:: ABOUT THIS EXERCISE ::
Excluding images, repeat the data exactly as given.

:: EXTRACTED MATERIAL ::
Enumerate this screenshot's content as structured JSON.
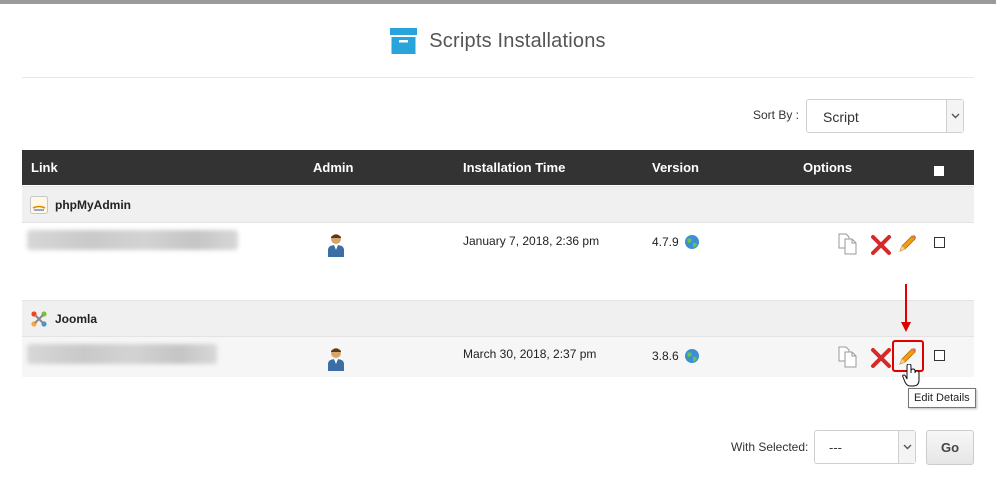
{
  "header": {
    "title": "Scripts Installations",
    "icon": "box-icon"
  },
  "sort": {
    "label": "Sort By :",
    "value": "Script"
  },
  "table": {
    "columns": [
      "Link",
      "Admin",
      "Installation Time",
      "Version",
      "Options"
    ]
  },
  "groups": [
    {
      "name": "phpMyAdmin",
      "installations": [
        {
          "time": "January 7, 2018, 2:36 pm",
          "version": "4.7.9"
        }
      ]
    },
    {
      "name": "Joomla",
      "installations": [
        {
          "time": "March 30, 2018, 2:37 pm",
          "version": "3.8.6"
        }
      ]
    }
  ],
  "tooltip": {
    "text": "Edit Details"
  },
  "footer": {
    "with_selected_label": "With Selected:",
    "with_selected_value": "---",
    "go_label": "Go"
  },
  "colors": {
    "header_bg": "#333333",
    "group_bg": "#f0f0f0",
    "accent_blue": "#29a3dc",
    "delete_red": "#d42a2a",
    "edit_orange": "#f39c12",
    "highlight_red": "#e00000"
  }
}
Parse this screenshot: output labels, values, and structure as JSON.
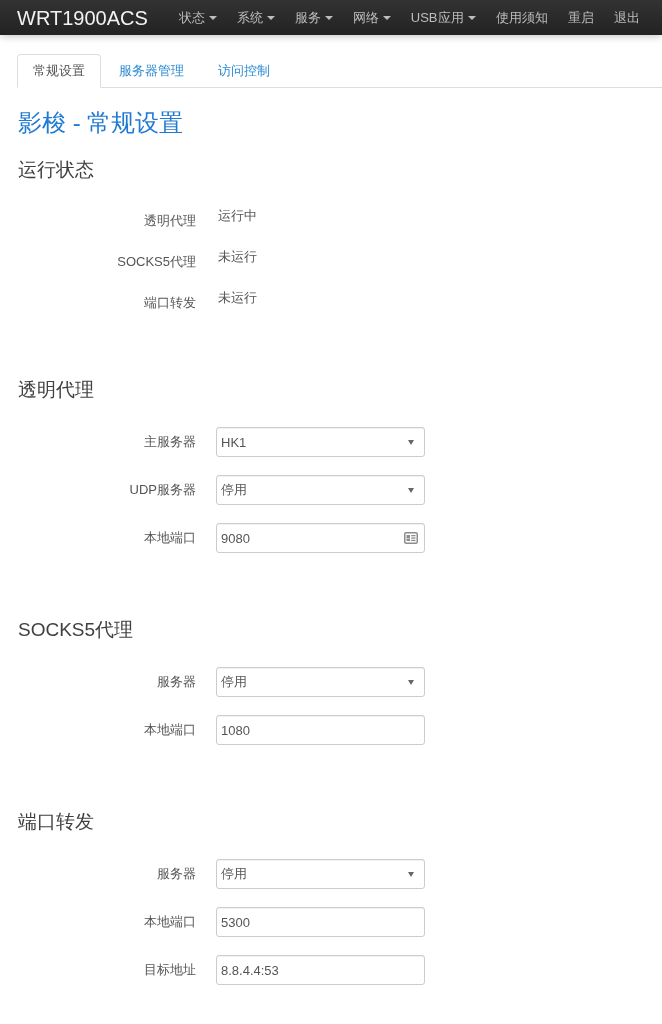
{
  "navbar": {
    "brand": "WRT1900ACS",
    "menu": [
      {
        "label": "状态",
        "dropdown": true
      },
      {
        "label": "系统",
        "dropdown": true
      },
      {
        "label": "服务",
        "dropdown": true
      },
      {
        "label": "网络",
        "dropdown": true
      },
      {
        "label": "USB应用",
        "dropdown": true
      },
      {
        "label": "使用须知",
        "dropdown": false
      },
      {
        "label": "重启",
        "dropdown": false
      },
      {
        "label": "退出",
        "dropdown": false
      }
    ]
  },
  "tabs": [
    {
      "label": "常规设置",
      "selected": true
    },
    {
      "label": "服务器管理",
      "selected": false
    },
    {
      "label": "访问控制",
      "selected": false
    }
  ],
  "title": "影梭 - 常规设置",
  "status_section": {
    "heading": "运行状态",
    "rows": [
      {
        "label": "透明代理",
        "value": "运行中"
      },
      {
        "label": "SOCKS5代理",
        "value": "未运行"
      },
      {
        "label": "端口转发",
        "value": "未运行"
      }
    ]
  },
  "sections": [
    {
      "heading": "透明代理",
      "fields": [
        {
          "label": "主服务器",
          "kind": "select",
          "value": "HK1"
        },
        {
          "label": "UDP服务器",
          "kind": "select",
          "value": "停用"
        },
        {
          "label": "本地端口",
          "kind": "cardinput",
          "value": "9080"
        }
      ]
    },
    {
      "heading": "SOCKS5代理",
      "fields": [
        {
          "label": "服务器",
          "kind": "select",
          "value": "停用"
        },
        {
          "label": "本地端口",
          "kind": "input",
          "value": "1080"
        }
      ]
    },
    {
      "heading": "端口转发",
      "fields": [
        {
          "label": "服务器",
          "kind": "select",
          "value": "停用"
        },
        {
          "label": "本地端口",
          "kind": "input",
          "value": "5300"
        },
        {
          "label": "目标地址",
          "kind": "input",
          "value": "8.8.4.4:53"
        }
      ]
    }
  ]
}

:: EXERCISE RESULT ::
Enumerate this screenshot's content as structured JSON.
{
  "header": {
    "title": "Scripts Installations",
    "icon": "box-icon"
  },
  "sort": {
    "label": "Sort By :",
    "value": "Script"
  },
  "table": {
    "columns": [
      "Link",
      "Admin",
      "Installation Time",
      "Version",
      "Options"
    ]
  },
  "groups": [
    {
      "name": "phpMyAdmin",
      "installations": [
        {
          "time": "January 7, 2018, 2:36 pm",
          "version": "4.7.9"
        }
      ]
    },
    {
      "name": "Joomla",
      "installations": [
        {
          "time": "March 30, 2018, 2:37 pm",
          "version": "3.8.6"
        }
      ]
    }
  ],
  "tooltip": {
    "text": "Edit Details"
  },
  "footer": {
    "with_selected_label": "With Selected:",
    "with_selected_value": "---",
    "go_label": "Go"
  },
  "colors": {
    "header_bg": "#333333",
    "group_bg": "#f0f0f0",
    "accent_blue": "#29a3dc",
    "delete_red": "#d42a2a",
    "edit_orange": "#f39c12",
    "highlight_red": "#e00000"
  }
}
Parse this screenshot: output labels, values, and structure as JSON.
{
  "navbar": {
    "brand": "WRT1900ACS",
    "menu": [
      {
        "label": "状态",
        "dropdown": true
      },
      {
        "label": "系统",
        "dropdown": true
      },
      {
        "label": "服务",
        "dropdown": true
      },
      {
        "label": "网络",
        "dropdown": true
      },
      {
        "label": "USB应用",
        "dropdown": true
      },
      {
        "label": "使用须知",
        "dropdown": false
      },
      {
        "label": "重启",
        "dropdown": false
      },
      {
        "label": "退出",
        "dropdown": false
      }
    ]
  },
  "tabs": [
    {
      "label": "常规设置",
      "selected": true
    },
    {
      "label": "服务器管理",
      "selected": false
    },
    {
      "label": "访问控制",
      "selected": false
    }
  ],
  "title": "影梭 - 常规设置",
  "status_section": {
    "heading": "运行状态",
    "rows": [
      {
        "label": "透明代理",
        "value": "运行中"
      },
      {
        "label": "SOCKS5代理",
        "value": "未运行"
      },
      {
        "label": "端口转发",
        "value": "未运行"
      }
    ]
  },
  "sections": [
    {
      "heading": "透明代理",
      "fields": [
        {
          "label": "主服务器",
          "kind": "select",
          "value": "HK1"
        },
        {
          "label": "UDP服务器",
          "kind": "select",
          "value": "停用"
        },
        {
          "label": "本地端口",
          "kind": "cardinput",
          "value": "9080"
        }
      ]
    },
    {
      "heading": "SOCKS5代理",
      "fields": [
        {
          "label": "服务器",
          "kind": "select",
          "value": "停用"
        },
        {
          "label": "本地端口",
          "kind": "input",
          "value": "1080"
        }
      ]
    },
    {
      "heading": "端口转发",
      "fields": [
        {
          "label": "服务器",
          "kind": "select",
          "value": "停用"
        },
        {
          "label": "本地端口",
          "kind": "input",
          "value": "5300"
        },
        {
          "label": "目标地址",
          "kind": "input",
          "value": "8.8.4.4:53"
        }
      ]
    }
  ]
}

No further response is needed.